Mighty Life List
Aug 16 2010

Have Family Portraits Taken? Check!

The Masons from maile wilson on Vimeo.

These are the amazing photos Maile Wilson took of our little family. I couldn’t love them more, Maile is crazy talented, and she was working in the face of some serious challenges. My hyperventilation, for example.

Months ago, Maile spotted “have a family portrait taken” on my Mighty Life List, and made an offer. Maile had her own life list (which she just posted), and she wanted to photograph a family in Chinatown. After a few emails back and forth, we set a date a couple months out.

Then I got overwhelmed and completely forgot about it. This is a thing I do. All the time. I honestly avoid making appointments because I have to set 15 different alarms on my various electronic devices, and then the photo padding in my bag muffles them all, and then I unzip my bag (invariably in a church or library) and it sounds like a four alarm fire response team, but actually I was just supposed to meet a neighbor for yoga.

The Sunday afternoon the shoot was scheduled, Hank had just gone down for a nap. I changed into sweatpants, pulled my dirty hair into a ponytail, and climbed into bed.

The plan was to read a little PostSecret, maybe some Kottke, but my email happened to be open. At the top was a note from Maile, whom I’d never met, sent three mintues earlier. She didn’t have my number, but she was in Chinatown. I was in a stained tank top.

While my heart made a few desperate attempts to leap out my mouth and flop around on the bedspread, I thought about what to do. Throw my laptop out the window? Throw myself out the window? We’re only on the second floor. Perhaps I could trump up the injuries to an excuse-worthy level.

Instead, I sent Maile my number and sat very still.

When Bryan and I got engaged, I had to purchase a $20 white dress on eBay because I’d had weeks of dreams about waking on our wedding day with nothing white to wear. These were sequels to my “nothing to wear” dreams for prom, graduation, job interviews, friends’ weddings, trips to the DMV. In these dreams, I’m never naked, just dressed totally inappropriately for the occasion — wearing a straw boater and knee socks to a funeral or whatnot. Having to prepare my entire family for a portrait in 20 minutes or so is literally my recurring nightmare.

Fortunately Maile was very calm in the face of my hysterical apologies. She called to say Chinatown wouldn’t work for a shoot, and asked about a new location. I asked her to take a cab across town, and told her we would meet her. I said all this through the paper bag into which I had been breathing.
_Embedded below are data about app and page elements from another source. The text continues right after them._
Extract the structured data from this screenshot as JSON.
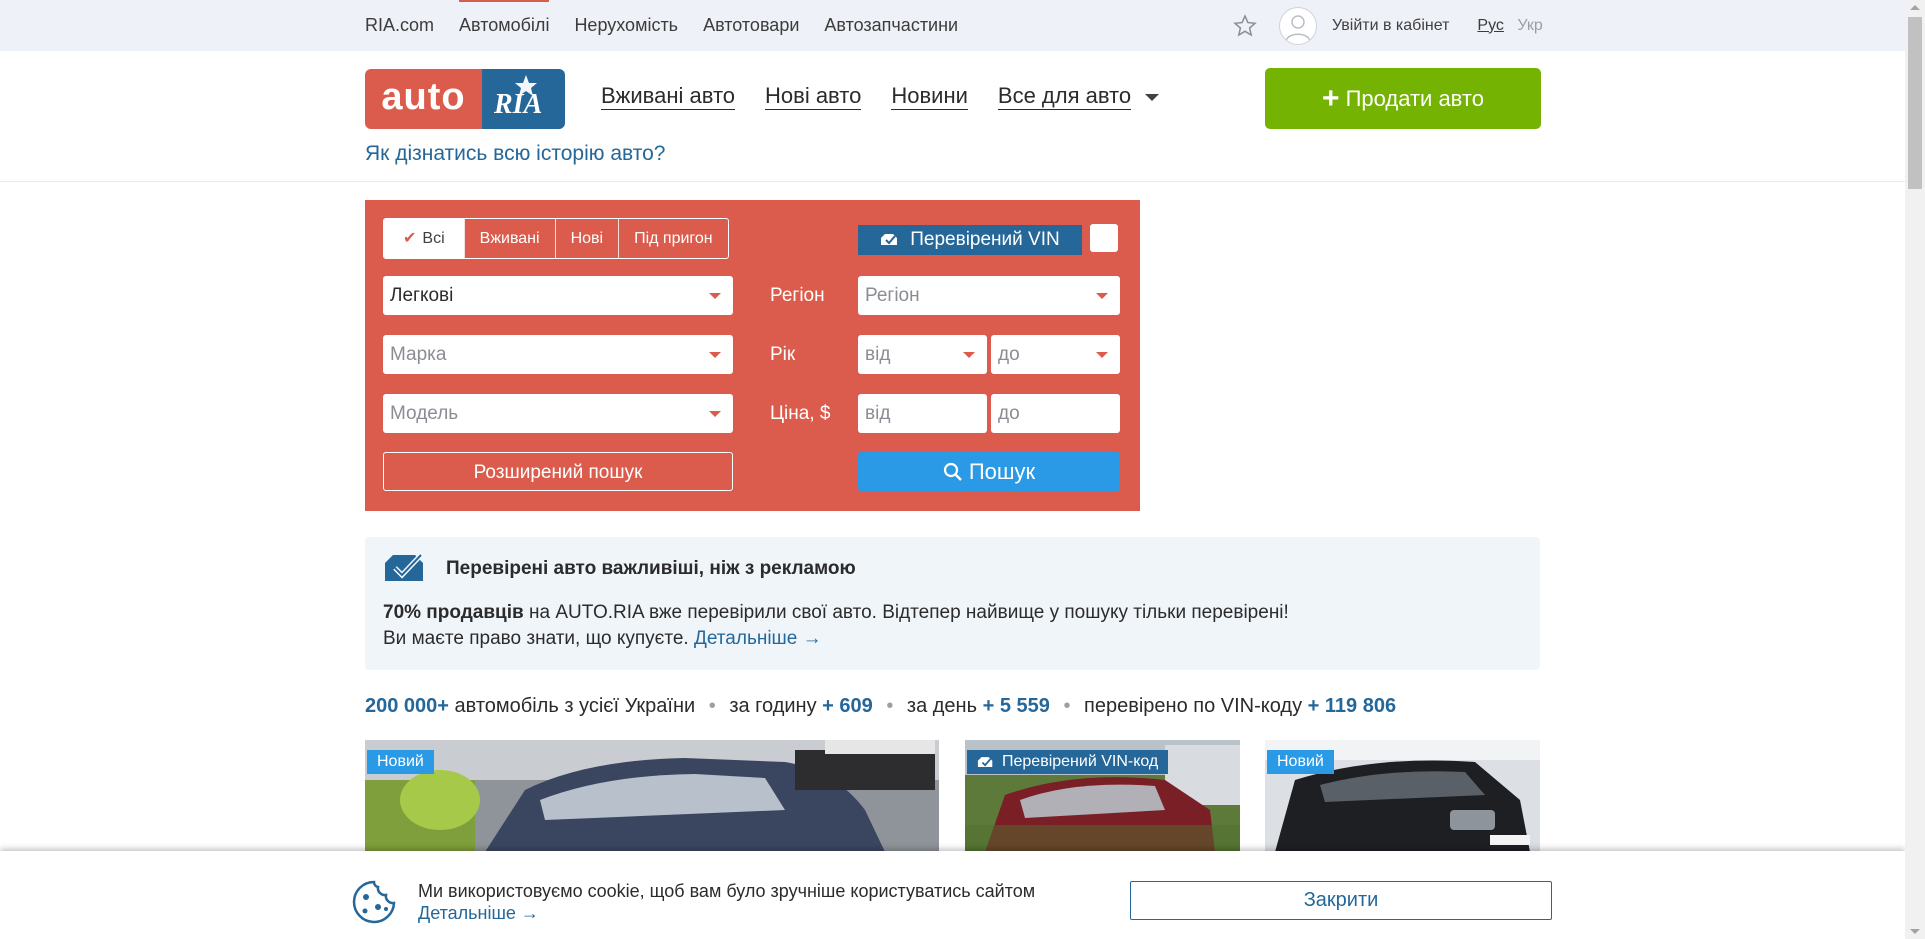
{
  "topbar": {
    "nav": [
      "RIA.com",
      "Автомобілі",
      "Нерухомість",
      "Автотовари",
      "Автозапчастини"
    ],
    "login": "Увійти в кабінет",
    "lang_rus": "Рус",
    "lang_ukr": "Укр"
  },
  "header": {
    "logo_left": "auto",
    "logo_right": "RIA",
    "nav": [
      "Вживані авто",
      "Нові авто",
      "Новини",
      "Все для авто"
    ],
    "sell_button": "Продати авто",
    "history_link": "Як дізнатись всю історію авто?"
  },
  "search": {
    "tabs": [
      "Всі",
      "Вживані",
      "Нові",
      "Під пригон"
    ],
    "vin_badge": "Перевірений VIN",
    "type_value": "Легкові",
    "brand_placeholder": "Марка",
    "model_placeholder": "Модель",
    "region_label": "Регіон",
    "region_placeholder": "Регіон",
    "year_label": "Рік",
    "year_from": "від",
    "year_to": "до",
    "price_label": "Ціна, $",
    "price_from": "від",
    "price_to": "до",
    "advanced_button": "Розширений пошук",
    "search_button": "Пошук"
  },
  "banner": {
    "title": "Перевірені авто важливіші, ніж з рекламою",
    "bold": "70% продавців",
    "text1": " на AUTO.RIA вже перевірили свої авто. Відтепер найвище у пошуку тільки перевірені!",
    "text2": "Ви маєте право знати, що купуєте. ",
    "more": "Детальніше →"
  },
  "stats": {
    "total": "200 000+",
    "total_label": "автомобіль з усієї України",
    "hour_label": "за годину",
    "hour_value": "+ 609",
    "day_label": "за день",
    "day_value": "+ 5 559",
    "vin_label": "перевірено по VIN-коду",
    "vin_value": "+ 119 806"
  },
  "cards": [
    {
      "badge": "Новий"
    },
    {
      "badge": "Перевірений VIN-код"
    },
    {
      "badge": "Новий"
    }
  ],
  "cookie": {
    "text": "Ми використовуємо cookie, щоб вам було зручніше користуватись сайтом",
    "more": "Детальніше →",
    "close": "Закрити"
  },
  "colors": {
    "brand_red": "#db5c4c",
    "brand_blue": "#256799",
    "sell_green": "#74b301",
    "search_blue": "#2b9ae6"
  }
}
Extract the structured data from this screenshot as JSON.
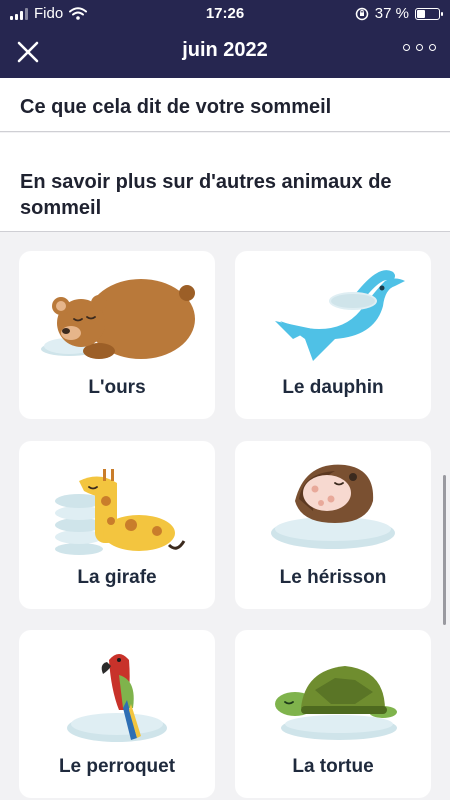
{
  "status_bar": {
    "carrier": "Fido",
    "time": "17:26",
    "battery": "37 %"
  },
  "nav": {
    "title": "juin 2022",
    "close_icon": "close-icon",
    "more_icon": "more-options-icon"
  },
  "sections": {
    "sleep_meaning": "Ce que cela dit de votre sommeil",
    "learn_more": "En savoir plus sur d'autres animaux de sommeil"
  },
  "animals": [
    {
      "label": "L'ours",
      "icon": "bear-illustration"
    },
    {
      "label": "Le dauphin",
      "icon": "dolphin-illustration"
    },
    {
      "label": "La girafe",
      "icon": "giraffe-illustration"
    },
    {
      "label": "Le hérisson",
      "icon": "hedgehog-illustration"
    },
    {
      "label": "Le perroquet",
      "icon": "parrot-illustration"
    },
    {
      "label": "La tortue",
      "icon": "turtle-illustration"
    }
  ]
}
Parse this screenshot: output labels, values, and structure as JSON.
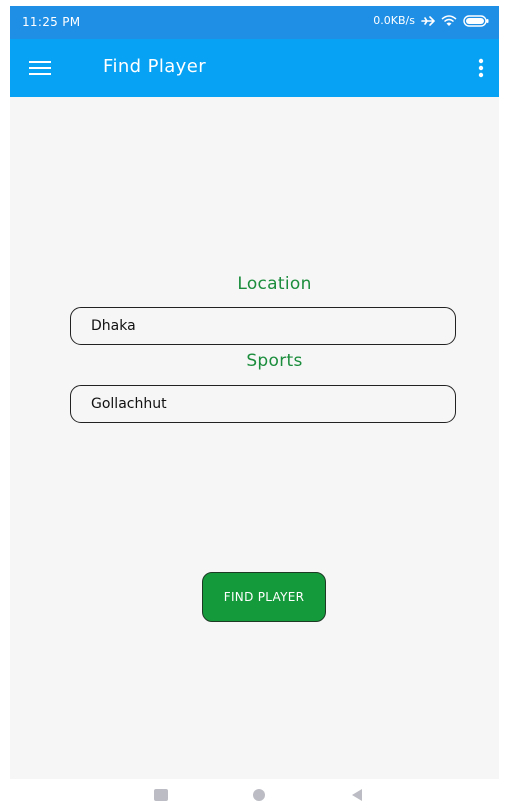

Next, I called Bryan who was across town at a bar reading — he was pleased. He told me how much he loves me, and how endearing it is when I interrupt his five minutes of downtime with appointments I’ve made for the whole family without telling him. I nodded and pawed through my closet for a dress I could wear with tights to hide my unshaven legs, plugged in the rollers, and ironed Hank’s shirt while shoving a banana in his mouth. Bryan came home and put on a clean shirt before pausing to make out with me. In the photos, he is wearing two different shoes. I did my makeup in the car.

Here’s Maile’s take on the shoot. Note how she didn’t even mention that I forgot about her? That’s because she is a professional.

Mar 26 2010

Ask Maggie: DSLR Case for Your Bag

Stephanie had a question about my gadget case roundup. She says:

Do you have something to hold your DSLR camera that you slip into a normal purse? I’m looking for something to protect my Canon xsi with the lens attached that I can use when I don’t want to lug an extra bag around with me. But it’s tough to find! Thanks for your recommendations!

Good question, Stephanie, I can’t believe I didn’t think to include one. Here are a few options:

Cloak Bag, $49

The Cloak Bag is a compact “shoot-through” camera bag that I think would work well to offer a little extra protection in a larger bag, but you can also use it as a stand alone when you’re traveling. The bag strap is actually your camera strap, so you just unzip the bottom and shoot, which means you can go from case to shooting much faster. I don’t own this, but I want it. (via Swiss Miss)

Zing 501-104 SG1 Standard SLR Cover, $19

Here’s a more standard neoprene case, and you can find all sorts of styles online by searching for“dslr neoprene case.” It also comes in black, grey, and plum, and they have a larger one if you want to use a big lens. (FYI, reviews seem to indicate that the color on the bag isn’t photographing well, and it’s a deeper green than it appears.) They also offer an ZING Large Universal that doesn’t look as cool, but might be more functional.

Ephiphanie Bags, $170

My final suggestion is to just use a camera bag as your day bag, which is finally, finally possible. A while ago, I was complaining that there were no attractive camera bags for women. Maile contacted me to say that she’d had the same problem, so she decided to make some. She sent me a one, and it’s fantastic. It’s excellent quality, allows for quick access, and there’s plenty of room in there for your camera, cell, a little clutch with essentials, and even a flash or extra lens. Best of all, you don’t have to wrap a towel around your camera and shove it it your bag when you want to go out to dinner.